London - Oil prices were mixed Tuesday on the eve of an Opec output meeting which may decide to increase the cartel's crude output despite faltering energy demand, analysts said.
Brent North Sea crude for delivery in July rose 99 cents to $115.47 a barrel in late London trade.
New York's main contract, light sweet crude for July, fell 91 cents to $98.10.
The Organization of the Petroleum Exporting Countries (Opec), whose dozen member countries together pump 40 percent of the world's oil, meets on Wednesday in Vienna.
Delegations arrived in the Austrian capital on Tuesday amid growing fears that high crude prices could further dent world economic growth and energy demand.
Opec "countries including Saudi Arabia want to hike production and keep prices lower," said Ker Chung Yang, a commodities analyst at Phillip Futures in Singapore.
"Only Iran and Venezuela may not want to hike production and want to keep prices higher," he added.
Most analysts expect the cartel to leave production quotas unchanged despite a recent jump in crude oil prices spurred by unrest in the Arab world, particularly in Libya.
"The market is still in a limbo with fears of demand destruction fuelled by persistently bearish macro numbers, not least by much lower than expected US May non-farm payrolls," said Andrey Kryuchenkov, an analyst at VTB Capital financial group.
"On the supply side, we are still uncertain over the output shortfall from Libya, where supplies are unlikely to come back on stream in the near future. "However, global inventories are still gradually tightening and the market remains prone to a price spike amid any potential disruptions or fresh geopolitical unrest" in the Middle East and North Africa region, he added.
Against such a backdrop, Iran's Opec representative said on Monday that the Islamic republic was against any increase in Opec output.
"There is no need to increase production of Opec countries," Mohammad Ali Khatibi was quoted as saying on the state television website.
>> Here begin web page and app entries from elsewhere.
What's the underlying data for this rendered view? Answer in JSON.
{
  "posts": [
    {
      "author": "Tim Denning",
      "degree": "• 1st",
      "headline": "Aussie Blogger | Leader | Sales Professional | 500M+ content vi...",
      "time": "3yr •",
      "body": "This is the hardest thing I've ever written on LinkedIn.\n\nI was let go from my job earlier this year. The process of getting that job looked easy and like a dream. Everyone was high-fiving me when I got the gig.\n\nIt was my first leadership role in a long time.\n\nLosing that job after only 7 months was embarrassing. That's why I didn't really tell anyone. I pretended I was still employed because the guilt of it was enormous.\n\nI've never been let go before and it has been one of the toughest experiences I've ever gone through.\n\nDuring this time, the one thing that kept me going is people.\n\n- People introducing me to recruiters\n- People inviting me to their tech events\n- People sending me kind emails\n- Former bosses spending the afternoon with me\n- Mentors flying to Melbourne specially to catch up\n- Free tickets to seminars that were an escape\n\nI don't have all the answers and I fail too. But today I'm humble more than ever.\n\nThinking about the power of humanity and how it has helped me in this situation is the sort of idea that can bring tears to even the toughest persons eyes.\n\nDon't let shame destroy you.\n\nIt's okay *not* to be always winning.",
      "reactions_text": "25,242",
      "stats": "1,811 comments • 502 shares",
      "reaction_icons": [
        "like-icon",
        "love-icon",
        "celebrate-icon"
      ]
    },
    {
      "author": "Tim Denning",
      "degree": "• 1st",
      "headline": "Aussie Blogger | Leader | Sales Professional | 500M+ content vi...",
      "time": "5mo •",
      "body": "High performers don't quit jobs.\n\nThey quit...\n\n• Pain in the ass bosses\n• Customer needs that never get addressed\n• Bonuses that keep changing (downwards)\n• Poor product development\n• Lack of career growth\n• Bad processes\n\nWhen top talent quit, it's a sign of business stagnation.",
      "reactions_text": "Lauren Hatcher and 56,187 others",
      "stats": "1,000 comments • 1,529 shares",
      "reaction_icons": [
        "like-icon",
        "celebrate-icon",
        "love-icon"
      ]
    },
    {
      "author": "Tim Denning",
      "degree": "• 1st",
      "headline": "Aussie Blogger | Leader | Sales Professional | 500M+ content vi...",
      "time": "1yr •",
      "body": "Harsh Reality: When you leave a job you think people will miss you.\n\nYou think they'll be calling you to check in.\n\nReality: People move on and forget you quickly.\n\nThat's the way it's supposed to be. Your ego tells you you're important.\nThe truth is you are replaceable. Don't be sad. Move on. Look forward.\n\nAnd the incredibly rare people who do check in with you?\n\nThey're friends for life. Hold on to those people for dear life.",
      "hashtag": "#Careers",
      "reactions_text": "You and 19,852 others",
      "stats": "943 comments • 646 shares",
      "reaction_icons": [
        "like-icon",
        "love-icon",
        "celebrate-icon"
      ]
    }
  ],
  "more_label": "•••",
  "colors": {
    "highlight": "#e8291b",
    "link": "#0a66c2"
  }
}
"The market is balanced ... the downward trend in oil prices means that producers must be very cautious before any increase in output," he said.
Teheran holds the rotating Opec presidency for the first time since the 1979 Islamic revolution.